The study took place in two assisted living facilities in New York's Albany County between the last weeks of November 2011 to the beginning of July 2012. A total of nine mild to moderate ADRD subjects were recruited, and a total of five subjects completed the study. Once recruited, baseline light and activity data were recorded using a wrist-mounted Dimesimeter for 7 days, and primary caregivers were asked to fill out a battery of tests including the Pittsburgh Sleep Quality Index (PSQI), the Minimum Data Set--Activities of Daily Living (MDS-ADL), the Cornell Scale for Depression in Dementia (CSDD) questionnaire, and the Cohen-Mansfield Aggression Index (CMAI). Afterwards, a lighting intervention of four 9325 K CCT novel circadian luminaires averaging 320 lux (CS= 0.46) at eye-level (altogether) were installed in the subjects' bedrooms for a total of 28 days. The final Dimesimeter and battery of tests was dispatched during the last 7 days of the intervention period for additional data collection. At the end of the 28 days, experimenters removed the novel luminaires, retrieved the Dimesimeter, and completed questionnaires.
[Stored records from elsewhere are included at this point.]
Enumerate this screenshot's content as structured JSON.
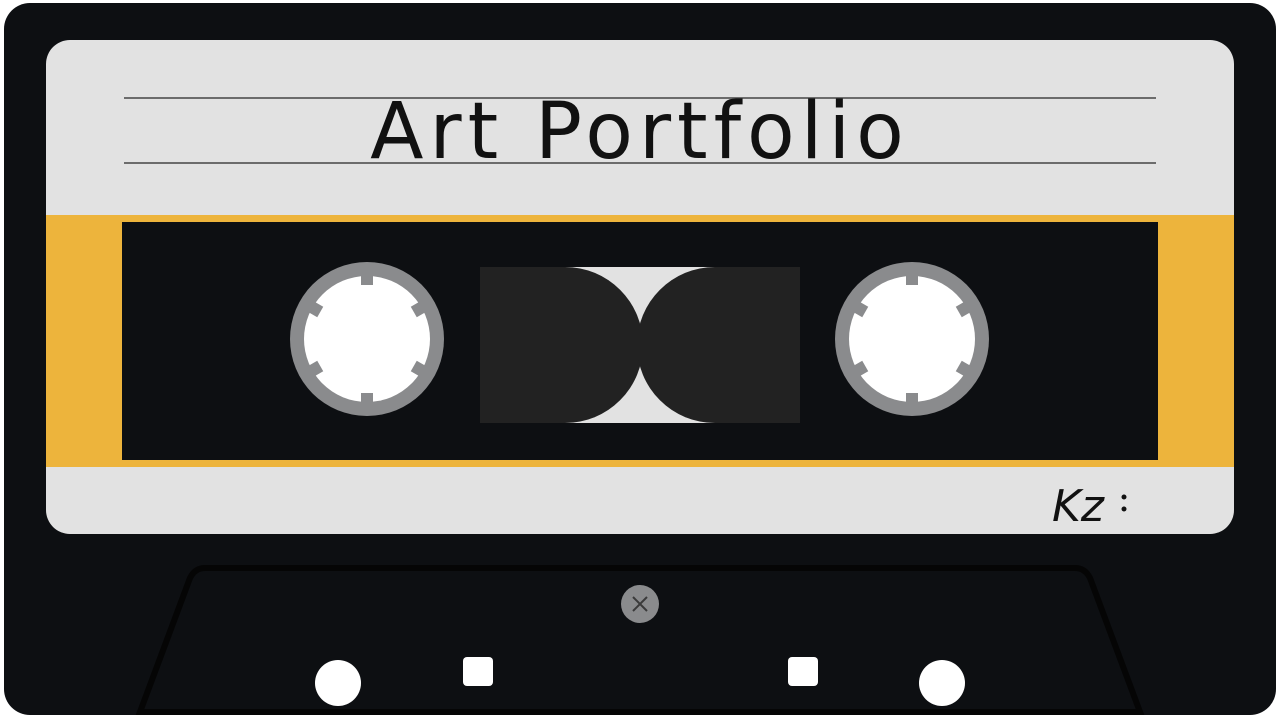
{
  "cassette": {
    "label_title": "Art  Portfolio",
    "signature": "Kz"
  },
  "colors": {
    "shell": "#0d0f12",
    "label_paper": "#e2e2e2",
    "stripe": "#edb43c",
    "window": "#0d0f12",
    "tape": "#222222",
    "reel_ring": "#8a8b8d",
    "reel_hub": "#ffffff",
    "screw": "#8a8b8d"
  }
}
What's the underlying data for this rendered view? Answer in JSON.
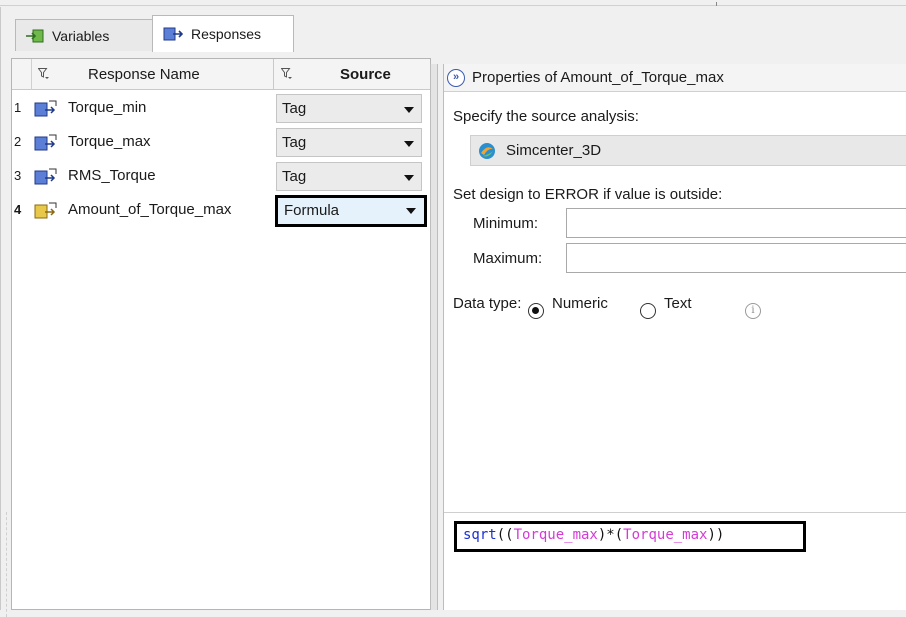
{
  "tabs": [
    {
      "label": "Variables",
      "icon": "variables-icon"
    },
    {
      "label": "Responses",
      "icon": "responses-icon"
    }
  ],
  "grid": {
    "headers": {
      "name": "Response Name",
      "source": "Source"
    },
    "rows": [
      {
        "num": "1",
        "name": "Torque_min",
        "source": "Tag"
      },
      {
        "num": "2",
        "name": "Torque_max",
        "source": "Tag"
      },
      {
        "num": "3",
        "name": "RMS_Torque",
        "source": "Tag"
      },
      {
        "num": "4",
        "name": "Amount_of_Torque_max",
        "source": "Formula"
      }
    ]
  },
  "properties": {
    "expand_symbol": "»",
    "title": "Properties of Amount_of_Torque_max",
    "source_label": "Specify the source analysis:",
    "source_value": "Simcenter_3D",
    "error_label": "Set design to ERROR if value is outside:",
    "minimum_label": "Minimum:",
    "minimum_value": "",
    "maximum_label": "Maximum:",
    "maximum_value": "",
    "data_type_label": "Data type:",
    "numeric_label": "Numeric",
    "text_label": "Text",
    "data_type_selected": "Numeric",
    "info_symbol": "i"
  },
  "formula": {
    "fn": "sqrt",
    "open1": "((",
    "var1": "Torque_max",
    "mid": ")*(",
    "var2": "Torque_max",
    "close1": "))"
  },
  "colors": {
    "formula_function": "#1a2fd6",
    "formula_variable": "#d63ad6",
    "selected_cell": "#e5f1fb"
  }
}
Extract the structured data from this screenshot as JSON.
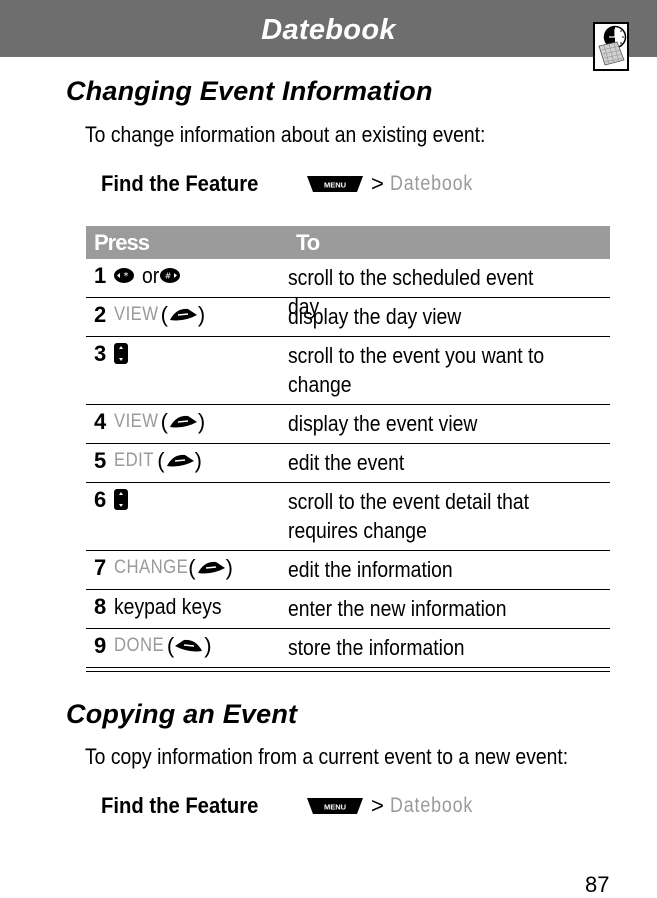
{
  "header": {
    "title": "Datebook",
    "icon": "datebook-calendar-clock-icon"
  },
  "sections": [
    {
      "title": "Changing Event Information",
      "intro": "To change information about an existing event:",
      "find_feature": {
        "label": "Find the Feature",
        "menu_key": "MENU",
        "separator": ">",
        "path": "Datebook"
      }
    },
    {
      "title": "Copying an Event",
      "intro": "To copy information from a current event to a new event:",
      "find_feature": {
        "label": "Find the Feature",
        "menu_key": "MENU",
        "separator": ">",
        "path": "Datebook"
      }
    }
  ],
  "table": {
    "headers": [
      "Press",
      "To"
    ],
    "rows": [
      {
        "step": "1",
        "press_type": "nav-keys",
        "press_text": "or",
        "press_icons": [
          "left-star-key-icon",
          "hash-right-key-icon"
        ],
        "to": "scroll to the scheduled event day"
      },
      {
        "step": "2",
        "press_type": "softkey",
        "press_text": "VIEW",
        "softkey_icon": "right-soft-key-icon",
        "to": "display the day view"
      },
      {
        "step": "3",
        "press_type": "scroll",
        "press_icons": [
          "scroll-up-down-key-icon"
        ],
        "to": "scroll to the event you want to change"
      },
      {
        "step": "4",
        "press_type": "softkey",
        "press_text": "VIEW",
        "softkey_icon": "right-soft-key-icon",
        "to": "display the event view"
      },
      {
        "step": "5",
        "press_type": "softkey",
        "press_text": "EDIT",
        "softkey_icon": "right-soft-key-icon",
        "to": "edit the event"
      },
      {
        "step": "6",
        "press_type": "scroll",
        "press_icons": [
          "scroll-up-down-key-icon"
        ],
        "to": "scroll to the event detail that requires change"
      },
      {
        "step": "7",
        "press_type": "softkey",
        "press_text": "CHANGE",
        "softkey_icon": "right-soft-key-icon",
        "to": "edit the information"
      },
      {
        "step": "8",
        "press_type": "text",
        "press_text": "keypad keys",
        "to": "enter the new information"
      },
      {
        "step": "9",
        "press_type": "softkey",
        "press_text": "DONE",
        "softkey_icon": "left-soft-key-icon",
        "to": "store the information"
      }
    ]
  },
  "page_number": "87"
}
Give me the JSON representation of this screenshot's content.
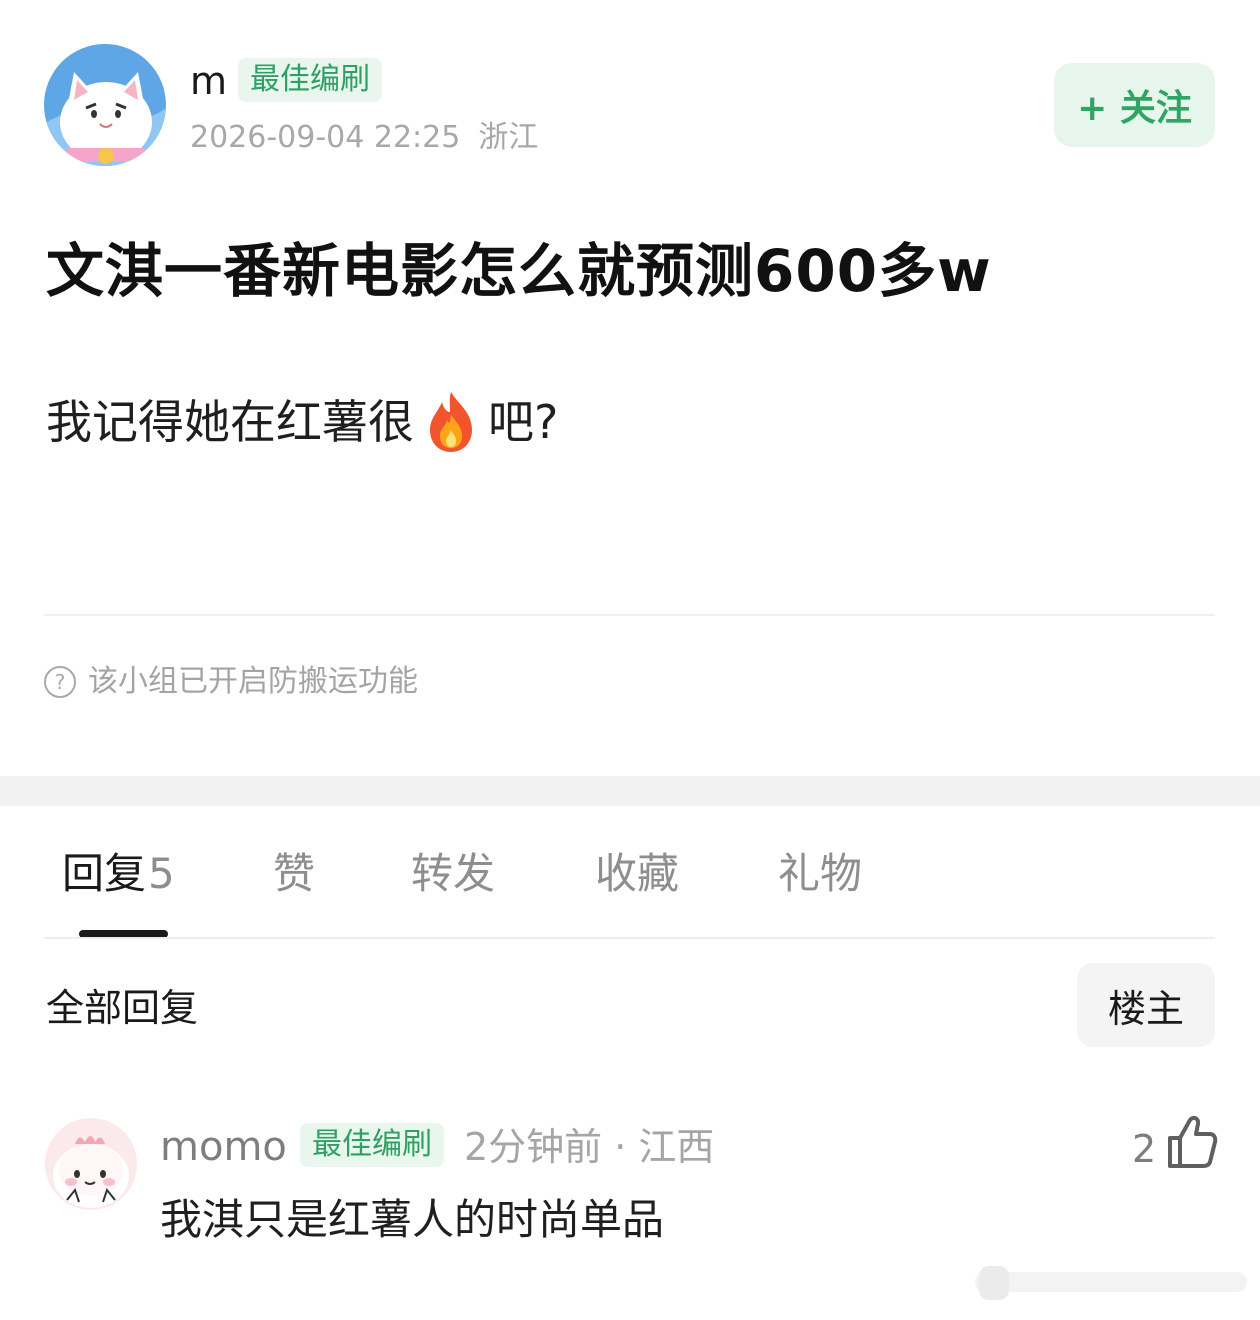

Studies in the past have confirmed that light consolidates the rest/activity rhythms of Alzheimer's Disease and related dementia (ADRD) patients. Lighting interventions have also been shown to be a successful, non-pharmacological method to reduce depression, agitation, and increase independence in daily activities such as going to the bathroom. While this research continues to confirm the positive outcomes of circadian light therapy, researchers are no further along specifying a lighting dose. Light therapy apparatuses for the ADRD population have also yet to be improved. This study attempts to begin specifying the dose and examines the acceptability and performance of a novel lighting system for ADRD patients.
The outcome of this study indicated that the novel lighting system successfully consolidated rest/activity rhythms, reduced depression, and reasonably reduced agitated behaviors; however, it did not increase independence in the activities of daily living. Additionally, pros and cons of the dose delivery method and dose measurement are also discussed to advise future research on improving lighting dose delivery.
Description
May 2013
School of Architecture
Department
School of Architecture
Publisher
Rensselaer Polytechnic Institute, Troy, NY
Relationships
Rensselaer Theses and Dissertations Online Collection
Access
CC BY-NC-ND. Users may download and share copies with attribution in accordance with a Creative Commons Attribution-Noncommercial-No Derivative Works 3.0 License. No commercial use or derivatives are permitted without the explicit approval of the author.